The man also suffered burns to his hand but was otherwise uninjured. He’s currently living in a campground, awaiting the repair of his home.
What if we lived in an environment that was like this old man’s kitchen – filled with gas and ready to explode – should we ever decide to swat a fly with an electric swatter? Well, we do live in such an environment. But it’s not natural gas that fills our world. It’s the justice of God. And it’s far more flammable than natural gas. All that’s necessary for God’s justice to ignite into fiery wrath is for us to take a “swat” at a neighbor with our criticism and condemnation.
Yes, Jesus told us that we immediately alienate ourselves from God the moment we hate our fellow human beings and refuse to forgive them (Matthew 6:14-15; 18:21-35). Jesus said that only those who show mercy will ever find it (Matthew 5:7), but those who judge others will be judged by God with the same standard they apply to others (Matthew 7:1-5; Luke 6:37). Our attitude and practice toward others should be as Jesus commanded:
“But I say to you who hear, love your enemies, do good to those who hate you, bless those who curse you, pray for those who mistreat you. Whoever hits you on the cheek, offer him the other also; and whoever takes away your coat, do not withhold your shirt from him either. Give to everyone who asks of you, and whoever takes away what is yours, do not demand it back. Treat others the same way you want them to treat you. … But love your enemies, and do good, and lend, expecting nothing in return; and your reward will be great, and you will be sons of the Most High; for He Himself is kind to ungrateful and evil men. Be merciful, just as your Father is merciful” (Luke 6:27-31, 35-36).
Look at the Prodigal Son’s brother. When he condemned his younger brother and refused to forgive, didn’t he find himself on the outside, with his father asking him to come back home (Luke 15:25-32)? Didn’t Jesus warn us, “Everyone who exalts himself shall be humbled” – the way the Pharisee exalted himself above the tax collector (Luke 18:9-14)? Humility before God and love to one another is always the appropriate attitude. For Jesus Himself is “gentle and humble” (Matthew 11:29) and “a slave is not above his master” (Matthew 10:24).
Therefore, when looking for flaws it’s always best to use a mirror rather than a microscope. Particularly during an election year, when accusations and criticism tend to gush from our mouths, we need to examine our own lives before we condemn another’s. We need to remove the log from our own eye before criticizing the speck of saw dust from our brother’s (Matthew 7:3-5). It’s best not to let our sparks fly when our world is filled with the volatile justice of God.
PRAYER: Lord make me an instrument of Your peace. Where there is hatred let me sow love, where there is injury, pardon; where there is doubt, faith; where there is despair, hope; where there is darkness, light;
and where there is sadness, joy.

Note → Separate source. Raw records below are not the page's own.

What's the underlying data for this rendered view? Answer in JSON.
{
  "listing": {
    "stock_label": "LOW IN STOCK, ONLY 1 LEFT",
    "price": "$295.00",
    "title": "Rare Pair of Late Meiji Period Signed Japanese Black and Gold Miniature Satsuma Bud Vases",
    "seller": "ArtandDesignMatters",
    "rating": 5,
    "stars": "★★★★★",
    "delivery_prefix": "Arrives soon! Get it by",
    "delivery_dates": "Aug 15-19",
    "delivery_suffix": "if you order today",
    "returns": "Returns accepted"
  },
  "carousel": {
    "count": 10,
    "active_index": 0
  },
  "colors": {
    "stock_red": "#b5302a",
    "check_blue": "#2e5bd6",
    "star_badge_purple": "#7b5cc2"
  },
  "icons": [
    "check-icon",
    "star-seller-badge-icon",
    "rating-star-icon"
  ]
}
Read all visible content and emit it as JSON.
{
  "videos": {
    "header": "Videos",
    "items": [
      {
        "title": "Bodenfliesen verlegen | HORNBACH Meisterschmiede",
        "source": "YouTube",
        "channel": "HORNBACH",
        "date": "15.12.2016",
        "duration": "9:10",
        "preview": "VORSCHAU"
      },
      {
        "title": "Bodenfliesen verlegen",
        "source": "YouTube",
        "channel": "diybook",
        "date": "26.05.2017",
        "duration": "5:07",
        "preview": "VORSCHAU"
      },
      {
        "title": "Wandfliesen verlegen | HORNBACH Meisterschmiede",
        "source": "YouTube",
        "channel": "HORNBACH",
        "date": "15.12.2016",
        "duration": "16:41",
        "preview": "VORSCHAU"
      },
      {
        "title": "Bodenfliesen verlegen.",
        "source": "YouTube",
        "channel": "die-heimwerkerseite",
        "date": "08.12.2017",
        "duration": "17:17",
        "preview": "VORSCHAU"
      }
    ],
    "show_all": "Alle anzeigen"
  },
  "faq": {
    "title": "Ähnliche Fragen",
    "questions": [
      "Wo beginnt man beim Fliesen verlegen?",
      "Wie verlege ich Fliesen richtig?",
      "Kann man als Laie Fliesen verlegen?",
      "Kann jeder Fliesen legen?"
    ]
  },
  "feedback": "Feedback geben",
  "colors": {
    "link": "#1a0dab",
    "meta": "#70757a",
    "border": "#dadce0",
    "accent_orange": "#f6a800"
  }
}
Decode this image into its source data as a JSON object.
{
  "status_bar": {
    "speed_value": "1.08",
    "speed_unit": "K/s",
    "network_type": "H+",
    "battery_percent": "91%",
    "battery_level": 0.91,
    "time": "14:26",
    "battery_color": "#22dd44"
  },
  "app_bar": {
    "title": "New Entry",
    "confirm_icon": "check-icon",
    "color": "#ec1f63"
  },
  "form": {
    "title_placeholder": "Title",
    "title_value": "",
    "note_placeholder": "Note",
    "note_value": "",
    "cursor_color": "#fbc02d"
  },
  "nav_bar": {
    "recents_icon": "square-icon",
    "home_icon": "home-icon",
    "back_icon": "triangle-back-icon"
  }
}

O Divine Master, grant that I may not so much seek to be consoled as to console, to be understood as to understand, to be loved as to love. For it is in giving that we receive, it is in pardoning that we are pardoned,
And it is in dying that we are born to eternal life. Amen. (St. Francis of Assisi)